In the wild, Japanese Trapdoor Snails give birth usually twice a year, but in captivity, they can give birth every 2 weeks. It is important to know that female Japanese Trapdoor Snails can store the male’s semen for later use. This means that even after a male is removed from the tank, the female could still produce offspring at a later date.
Are Japanese Trapdoor Snails an Invasive Species?
Japanese Trapdoor Snails are considered an invasive species, and are even illegal in some parts of the world. You will want to make sure that you check local laws before purchasing.
Japanese Trapdoor Snails vs Mystery Snails
Japanese Trapdoor Snails are sometimes called Mystery Snails. With the two being so similar in nature, there are still debates today about whether they are different species, or merely just a different form of the same species.
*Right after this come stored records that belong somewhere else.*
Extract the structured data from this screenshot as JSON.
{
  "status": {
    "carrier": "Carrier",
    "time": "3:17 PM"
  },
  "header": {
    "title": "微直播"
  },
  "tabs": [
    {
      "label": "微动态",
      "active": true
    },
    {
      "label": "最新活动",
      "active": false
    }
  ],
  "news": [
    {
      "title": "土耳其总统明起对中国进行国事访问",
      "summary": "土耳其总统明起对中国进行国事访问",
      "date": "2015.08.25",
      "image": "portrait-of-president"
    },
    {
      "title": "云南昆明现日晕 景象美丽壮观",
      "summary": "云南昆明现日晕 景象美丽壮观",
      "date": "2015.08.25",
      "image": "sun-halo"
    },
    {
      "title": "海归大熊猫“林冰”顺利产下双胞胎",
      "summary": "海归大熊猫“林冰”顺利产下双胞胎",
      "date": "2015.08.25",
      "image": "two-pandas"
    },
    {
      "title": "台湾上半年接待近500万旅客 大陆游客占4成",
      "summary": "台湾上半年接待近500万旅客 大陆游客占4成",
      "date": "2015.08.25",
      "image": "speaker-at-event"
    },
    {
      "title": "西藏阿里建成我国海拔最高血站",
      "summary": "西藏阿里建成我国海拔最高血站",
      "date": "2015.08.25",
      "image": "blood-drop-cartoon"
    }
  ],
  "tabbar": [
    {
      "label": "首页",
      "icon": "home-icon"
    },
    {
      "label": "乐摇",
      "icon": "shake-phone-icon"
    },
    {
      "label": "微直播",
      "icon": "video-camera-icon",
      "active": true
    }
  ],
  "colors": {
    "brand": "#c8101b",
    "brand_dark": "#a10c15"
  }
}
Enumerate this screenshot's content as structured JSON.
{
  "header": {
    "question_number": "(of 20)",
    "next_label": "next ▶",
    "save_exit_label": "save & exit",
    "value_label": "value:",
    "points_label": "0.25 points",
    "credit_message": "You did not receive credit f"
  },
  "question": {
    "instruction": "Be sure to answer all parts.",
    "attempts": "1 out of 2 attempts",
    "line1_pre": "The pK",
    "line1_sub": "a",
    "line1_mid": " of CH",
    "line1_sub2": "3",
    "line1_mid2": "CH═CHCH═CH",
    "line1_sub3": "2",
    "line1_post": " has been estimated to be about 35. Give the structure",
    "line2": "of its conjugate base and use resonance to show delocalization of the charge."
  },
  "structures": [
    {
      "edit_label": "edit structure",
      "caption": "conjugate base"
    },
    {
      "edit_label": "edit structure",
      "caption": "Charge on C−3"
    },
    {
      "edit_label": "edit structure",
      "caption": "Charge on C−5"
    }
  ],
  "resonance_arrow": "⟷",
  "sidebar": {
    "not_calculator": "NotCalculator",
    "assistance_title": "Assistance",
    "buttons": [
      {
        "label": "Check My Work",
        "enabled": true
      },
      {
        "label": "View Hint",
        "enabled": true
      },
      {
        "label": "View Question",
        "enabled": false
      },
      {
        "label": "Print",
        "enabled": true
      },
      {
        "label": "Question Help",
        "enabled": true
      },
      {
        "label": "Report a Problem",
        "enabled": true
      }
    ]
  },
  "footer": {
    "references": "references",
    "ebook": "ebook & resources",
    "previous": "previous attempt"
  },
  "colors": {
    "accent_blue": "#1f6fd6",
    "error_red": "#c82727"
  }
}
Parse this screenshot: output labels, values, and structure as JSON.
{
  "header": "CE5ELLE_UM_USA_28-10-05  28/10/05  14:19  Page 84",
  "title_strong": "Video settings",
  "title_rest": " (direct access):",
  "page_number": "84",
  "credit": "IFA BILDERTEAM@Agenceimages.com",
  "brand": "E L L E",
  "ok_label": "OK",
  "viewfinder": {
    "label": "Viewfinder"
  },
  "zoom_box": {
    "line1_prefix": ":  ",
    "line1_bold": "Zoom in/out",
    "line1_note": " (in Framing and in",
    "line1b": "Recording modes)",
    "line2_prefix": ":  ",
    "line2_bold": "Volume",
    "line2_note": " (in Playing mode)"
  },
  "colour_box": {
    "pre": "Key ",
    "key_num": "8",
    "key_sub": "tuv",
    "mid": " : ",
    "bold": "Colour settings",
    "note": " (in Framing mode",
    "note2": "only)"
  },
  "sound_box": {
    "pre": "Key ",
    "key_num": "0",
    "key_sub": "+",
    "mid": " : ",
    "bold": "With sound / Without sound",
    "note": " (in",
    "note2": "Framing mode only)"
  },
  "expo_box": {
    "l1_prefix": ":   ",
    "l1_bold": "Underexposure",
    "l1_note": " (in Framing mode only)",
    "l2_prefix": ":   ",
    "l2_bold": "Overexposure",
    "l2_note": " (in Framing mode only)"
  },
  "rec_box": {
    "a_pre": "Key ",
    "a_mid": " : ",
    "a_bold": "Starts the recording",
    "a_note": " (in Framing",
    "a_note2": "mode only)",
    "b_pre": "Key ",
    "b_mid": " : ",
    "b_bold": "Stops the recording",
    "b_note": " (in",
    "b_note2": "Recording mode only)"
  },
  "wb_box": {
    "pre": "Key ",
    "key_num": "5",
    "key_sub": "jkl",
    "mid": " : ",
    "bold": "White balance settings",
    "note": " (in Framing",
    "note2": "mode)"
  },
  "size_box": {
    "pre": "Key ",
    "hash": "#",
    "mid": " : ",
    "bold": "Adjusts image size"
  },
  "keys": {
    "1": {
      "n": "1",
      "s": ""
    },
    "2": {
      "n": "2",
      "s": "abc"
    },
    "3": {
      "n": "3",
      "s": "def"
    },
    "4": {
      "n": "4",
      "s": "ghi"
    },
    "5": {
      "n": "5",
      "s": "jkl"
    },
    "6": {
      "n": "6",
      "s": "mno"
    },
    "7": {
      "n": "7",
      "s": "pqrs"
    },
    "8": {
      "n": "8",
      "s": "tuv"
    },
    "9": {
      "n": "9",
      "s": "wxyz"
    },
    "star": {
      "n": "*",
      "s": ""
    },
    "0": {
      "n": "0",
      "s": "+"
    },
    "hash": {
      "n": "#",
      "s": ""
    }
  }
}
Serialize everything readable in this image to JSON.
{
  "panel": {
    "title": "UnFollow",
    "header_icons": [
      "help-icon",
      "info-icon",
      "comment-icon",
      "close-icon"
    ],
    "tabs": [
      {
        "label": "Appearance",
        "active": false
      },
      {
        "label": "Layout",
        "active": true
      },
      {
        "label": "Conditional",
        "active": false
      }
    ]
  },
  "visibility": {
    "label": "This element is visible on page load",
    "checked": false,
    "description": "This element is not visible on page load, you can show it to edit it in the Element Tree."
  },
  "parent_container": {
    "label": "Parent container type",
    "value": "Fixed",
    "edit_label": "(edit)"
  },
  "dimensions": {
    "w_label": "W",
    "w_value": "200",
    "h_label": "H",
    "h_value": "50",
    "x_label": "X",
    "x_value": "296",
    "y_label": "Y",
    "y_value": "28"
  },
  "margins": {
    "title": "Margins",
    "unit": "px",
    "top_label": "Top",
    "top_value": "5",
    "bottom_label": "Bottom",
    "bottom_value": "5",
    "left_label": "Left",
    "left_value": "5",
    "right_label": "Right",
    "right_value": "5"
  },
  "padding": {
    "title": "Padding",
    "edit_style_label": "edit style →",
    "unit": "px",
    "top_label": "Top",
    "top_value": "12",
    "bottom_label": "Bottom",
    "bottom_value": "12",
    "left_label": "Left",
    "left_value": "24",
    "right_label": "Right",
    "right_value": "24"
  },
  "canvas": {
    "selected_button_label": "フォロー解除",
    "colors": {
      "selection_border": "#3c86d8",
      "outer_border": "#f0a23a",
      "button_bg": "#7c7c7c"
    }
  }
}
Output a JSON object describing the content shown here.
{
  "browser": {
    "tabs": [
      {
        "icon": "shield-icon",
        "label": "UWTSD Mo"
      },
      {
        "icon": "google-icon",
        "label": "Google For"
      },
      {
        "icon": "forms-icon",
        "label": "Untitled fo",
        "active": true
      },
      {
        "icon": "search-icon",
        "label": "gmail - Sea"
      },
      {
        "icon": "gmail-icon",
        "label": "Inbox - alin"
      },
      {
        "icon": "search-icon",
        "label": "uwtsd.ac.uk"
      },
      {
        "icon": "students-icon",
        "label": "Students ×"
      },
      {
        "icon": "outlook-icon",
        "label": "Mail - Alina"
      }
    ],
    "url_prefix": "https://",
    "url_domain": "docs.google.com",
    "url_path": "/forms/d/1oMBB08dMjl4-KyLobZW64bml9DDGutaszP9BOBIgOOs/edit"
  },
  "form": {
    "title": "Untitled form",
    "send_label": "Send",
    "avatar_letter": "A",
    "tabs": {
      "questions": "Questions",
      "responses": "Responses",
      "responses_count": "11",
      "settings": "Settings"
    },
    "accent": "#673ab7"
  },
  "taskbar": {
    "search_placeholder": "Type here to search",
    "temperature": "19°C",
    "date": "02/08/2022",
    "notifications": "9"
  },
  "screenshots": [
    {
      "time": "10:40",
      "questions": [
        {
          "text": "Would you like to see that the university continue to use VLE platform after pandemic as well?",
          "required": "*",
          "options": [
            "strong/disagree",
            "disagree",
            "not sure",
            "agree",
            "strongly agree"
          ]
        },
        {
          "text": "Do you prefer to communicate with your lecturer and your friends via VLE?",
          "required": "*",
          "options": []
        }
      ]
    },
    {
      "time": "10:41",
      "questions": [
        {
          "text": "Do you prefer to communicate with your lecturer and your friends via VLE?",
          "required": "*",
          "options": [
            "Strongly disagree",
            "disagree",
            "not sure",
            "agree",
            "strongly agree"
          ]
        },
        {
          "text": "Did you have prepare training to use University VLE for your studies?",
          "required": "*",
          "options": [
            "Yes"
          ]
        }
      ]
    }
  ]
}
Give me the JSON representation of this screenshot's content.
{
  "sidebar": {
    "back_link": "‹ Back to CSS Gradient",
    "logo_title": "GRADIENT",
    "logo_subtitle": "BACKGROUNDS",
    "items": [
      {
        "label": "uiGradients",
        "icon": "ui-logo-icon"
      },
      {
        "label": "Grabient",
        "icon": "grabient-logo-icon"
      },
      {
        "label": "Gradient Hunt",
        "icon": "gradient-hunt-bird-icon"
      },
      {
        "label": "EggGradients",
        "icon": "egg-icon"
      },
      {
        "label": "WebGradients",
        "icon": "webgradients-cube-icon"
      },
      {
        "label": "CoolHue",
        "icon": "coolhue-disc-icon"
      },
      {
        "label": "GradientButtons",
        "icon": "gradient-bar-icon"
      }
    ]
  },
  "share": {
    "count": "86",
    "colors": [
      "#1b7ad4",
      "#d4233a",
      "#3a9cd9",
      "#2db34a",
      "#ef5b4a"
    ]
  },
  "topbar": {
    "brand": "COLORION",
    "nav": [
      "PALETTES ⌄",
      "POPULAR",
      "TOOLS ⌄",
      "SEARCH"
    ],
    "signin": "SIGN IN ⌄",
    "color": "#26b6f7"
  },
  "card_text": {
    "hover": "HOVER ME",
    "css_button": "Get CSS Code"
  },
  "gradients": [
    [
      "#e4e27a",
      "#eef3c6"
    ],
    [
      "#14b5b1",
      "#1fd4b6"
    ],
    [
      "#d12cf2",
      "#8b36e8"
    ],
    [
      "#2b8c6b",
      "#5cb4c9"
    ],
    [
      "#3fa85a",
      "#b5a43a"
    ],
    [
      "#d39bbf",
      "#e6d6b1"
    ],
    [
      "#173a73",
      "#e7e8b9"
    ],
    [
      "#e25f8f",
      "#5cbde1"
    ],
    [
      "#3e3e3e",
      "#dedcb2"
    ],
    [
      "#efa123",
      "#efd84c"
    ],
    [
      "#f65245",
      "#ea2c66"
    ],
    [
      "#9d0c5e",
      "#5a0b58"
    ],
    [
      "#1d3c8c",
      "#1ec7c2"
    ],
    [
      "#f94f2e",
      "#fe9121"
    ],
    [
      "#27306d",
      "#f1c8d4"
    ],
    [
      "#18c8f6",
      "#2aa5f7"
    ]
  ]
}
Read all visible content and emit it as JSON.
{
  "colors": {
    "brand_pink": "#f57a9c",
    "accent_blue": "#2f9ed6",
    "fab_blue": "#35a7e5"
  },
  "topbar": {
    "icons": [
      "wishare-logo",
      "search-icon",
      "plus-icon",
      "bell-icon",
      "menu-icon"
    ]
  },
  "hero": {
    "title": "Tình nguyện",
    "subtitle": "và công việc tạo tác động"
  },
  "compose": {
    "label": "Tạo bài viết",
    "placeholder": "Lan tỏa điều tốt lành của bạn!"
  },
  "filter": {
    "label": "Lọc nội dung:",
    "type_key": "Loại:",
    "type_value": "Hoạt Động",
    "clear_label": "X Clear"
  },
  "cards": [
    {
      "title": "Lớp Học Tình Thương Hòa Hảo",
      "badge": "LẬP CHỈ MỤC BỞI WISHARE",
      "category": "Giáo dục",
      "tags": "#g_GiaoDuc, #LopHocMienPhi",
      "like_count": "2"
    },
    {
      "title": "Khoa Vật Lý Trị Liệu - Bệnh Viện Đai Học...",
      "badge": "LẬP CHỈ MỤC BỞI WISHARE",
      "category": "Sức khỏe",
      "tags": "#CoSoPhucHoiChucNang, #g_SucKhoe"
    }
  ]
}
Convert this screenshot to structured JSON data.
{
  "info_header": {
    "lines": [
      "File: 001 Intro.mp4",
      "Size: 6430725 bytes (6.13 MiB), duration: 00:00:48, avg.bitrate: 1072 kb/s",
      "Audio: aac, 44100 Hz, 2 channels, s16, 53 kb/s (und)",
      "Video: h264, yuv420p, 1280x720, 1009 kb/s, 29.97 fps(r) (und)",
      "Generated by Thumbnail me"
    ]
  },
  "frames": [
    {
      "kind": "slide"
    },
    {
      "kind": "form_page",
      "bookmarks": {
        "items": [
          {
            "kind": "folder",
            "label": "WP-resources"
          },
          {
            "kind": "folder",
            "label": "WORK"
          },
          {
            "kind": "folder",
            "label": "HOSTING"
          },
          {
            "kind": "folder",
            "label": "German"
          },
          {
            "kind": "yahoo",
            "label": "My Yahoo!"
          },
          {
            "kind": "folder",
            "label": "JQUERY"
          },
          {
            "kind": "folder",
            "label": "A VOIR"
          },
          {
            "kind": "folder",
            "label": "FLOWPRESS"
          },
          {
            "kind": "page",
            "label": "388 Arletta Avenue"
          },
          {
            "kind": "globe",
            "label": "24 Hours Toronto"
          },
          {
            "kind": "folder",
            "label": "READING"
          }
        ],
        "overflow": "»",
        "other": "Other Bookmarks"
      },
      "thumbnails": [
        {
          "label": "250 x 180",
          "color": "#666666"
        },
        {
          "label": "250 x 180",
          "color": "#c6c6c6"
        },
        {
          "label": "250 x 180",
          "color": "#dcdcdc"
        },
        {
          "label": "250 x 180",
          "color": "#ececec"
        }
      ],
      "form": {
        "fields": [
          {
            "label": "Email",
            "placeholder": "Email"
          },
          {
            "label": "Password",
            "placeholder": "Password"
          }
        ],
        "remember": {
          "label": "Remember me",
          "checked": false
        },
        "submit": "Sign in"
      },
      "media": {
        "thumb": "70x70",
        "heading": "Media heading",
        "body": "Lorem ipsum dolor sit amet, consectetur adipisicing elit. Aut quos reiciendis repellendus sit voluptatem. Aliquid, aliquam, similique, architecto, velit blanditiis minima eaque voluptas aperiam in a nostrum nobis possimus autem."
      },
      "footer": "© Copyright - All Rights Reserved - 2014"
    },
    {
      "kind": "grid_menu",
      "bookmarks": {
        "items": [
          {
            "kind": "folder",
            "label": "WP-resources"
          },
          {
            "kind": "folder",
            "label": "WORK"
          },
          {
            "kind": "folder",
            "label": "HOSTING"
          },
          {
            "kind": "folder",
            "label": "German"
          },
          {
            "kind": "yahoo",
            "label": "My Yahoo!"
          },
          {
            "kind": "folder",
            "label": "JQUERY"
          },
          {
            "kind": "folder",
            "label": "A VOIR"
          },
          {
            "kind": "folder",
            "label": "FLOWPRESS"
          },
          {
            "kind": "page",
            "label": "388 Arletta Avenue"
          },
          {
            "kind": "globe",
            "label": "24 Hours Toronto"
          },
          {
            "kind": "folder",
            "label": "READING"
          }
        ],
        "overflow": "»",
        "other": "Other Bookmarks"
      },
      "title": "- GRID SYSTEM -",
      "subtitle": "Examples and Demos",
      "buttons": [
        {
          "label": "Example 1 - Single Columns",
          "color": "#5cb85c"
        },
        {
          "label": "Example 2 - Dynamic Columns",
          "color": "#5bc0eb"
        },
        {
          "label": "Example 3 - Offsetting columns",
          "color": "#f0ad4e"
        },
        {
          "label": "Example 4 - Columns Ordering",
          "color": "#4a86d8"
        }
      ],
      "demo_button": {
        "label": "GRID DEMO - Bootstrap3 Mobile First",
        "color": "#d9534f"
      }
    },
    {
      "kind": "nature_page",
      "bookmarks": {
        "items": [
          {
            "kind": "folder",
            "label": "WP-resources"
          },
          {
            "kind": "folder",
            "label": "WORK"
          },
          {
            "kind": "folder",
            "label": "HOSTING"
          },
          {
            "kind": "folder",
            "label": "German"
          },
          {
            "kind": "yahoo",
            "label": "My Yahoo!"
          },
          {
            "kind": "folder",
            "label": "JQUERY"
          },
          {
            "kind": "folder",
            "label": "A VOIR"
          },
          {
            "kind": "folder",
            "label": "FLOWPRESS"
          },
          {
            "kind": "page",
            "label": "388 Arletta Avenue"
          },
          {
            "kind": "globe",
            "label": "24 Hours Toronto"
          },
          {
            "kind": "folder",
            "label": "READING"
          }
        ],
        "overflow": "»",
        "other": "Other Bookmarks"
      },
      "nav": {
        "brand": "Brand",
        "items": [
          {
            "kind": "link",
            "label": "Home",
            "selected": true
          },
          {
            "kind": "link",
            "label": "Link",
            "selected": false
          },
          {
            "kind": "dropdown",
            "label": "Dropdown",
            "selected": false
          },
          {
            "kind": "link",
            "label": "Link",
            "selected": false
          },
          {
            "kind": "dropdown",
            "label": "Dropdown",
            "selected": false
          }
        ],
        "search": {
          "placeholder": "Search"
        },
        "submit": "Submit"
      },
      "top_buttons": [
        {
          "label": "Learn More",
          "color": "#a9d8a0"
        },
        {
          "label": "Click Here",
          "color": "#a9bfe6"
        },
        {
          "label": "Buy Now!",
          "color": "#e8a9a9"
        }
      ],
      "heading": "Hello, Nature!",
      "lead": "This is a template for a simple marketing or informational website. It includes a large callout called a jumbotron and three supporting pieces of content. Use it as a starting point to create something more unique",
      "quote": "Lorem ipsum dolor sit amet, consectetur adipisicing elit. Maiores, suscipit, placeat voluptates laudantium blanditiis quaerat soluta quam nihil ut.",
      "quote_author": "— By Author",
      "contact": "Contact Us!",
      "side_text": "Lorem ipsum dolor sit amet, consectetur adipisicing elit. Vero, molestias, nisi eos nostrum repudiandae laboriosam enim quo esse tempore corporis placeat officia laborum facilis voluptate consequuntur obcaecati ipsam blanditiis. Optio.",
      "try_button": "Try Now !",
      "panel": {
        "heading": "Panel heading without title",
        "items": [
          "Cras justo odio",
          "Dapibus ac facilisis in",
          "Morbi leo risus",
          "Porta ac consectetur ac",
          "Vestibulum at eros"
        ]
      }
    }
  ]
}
It is sometimes said that a notable difference between the two is their size. Mystery Snails can sometimes be larger. This is not a for sure fact as the size and growth rate of both snails are largely dependent on their environment.
Where Can I Find Japanese Trapdoor for Sale?
If your local laws allow and you are looking to purchase Japanese Trapdoor Snails for your home aquarium or your pond, you will be able to find them at most pet stores and for sale online. When purchasing your snails in person, it is important to observe them for a moment. You will want to purchase snails that are out moving around, and being active in the tank. This is a good indicator that you are purchasing a healthy snail. It is still wise to quarantine any new additions for a few weeks to make sure that they are not bringing any parasites along with them. When purchasing online, make sure that you are buying from a reputable source so that you are sure to get healthy snails. You can expect to pay around $3 per snail.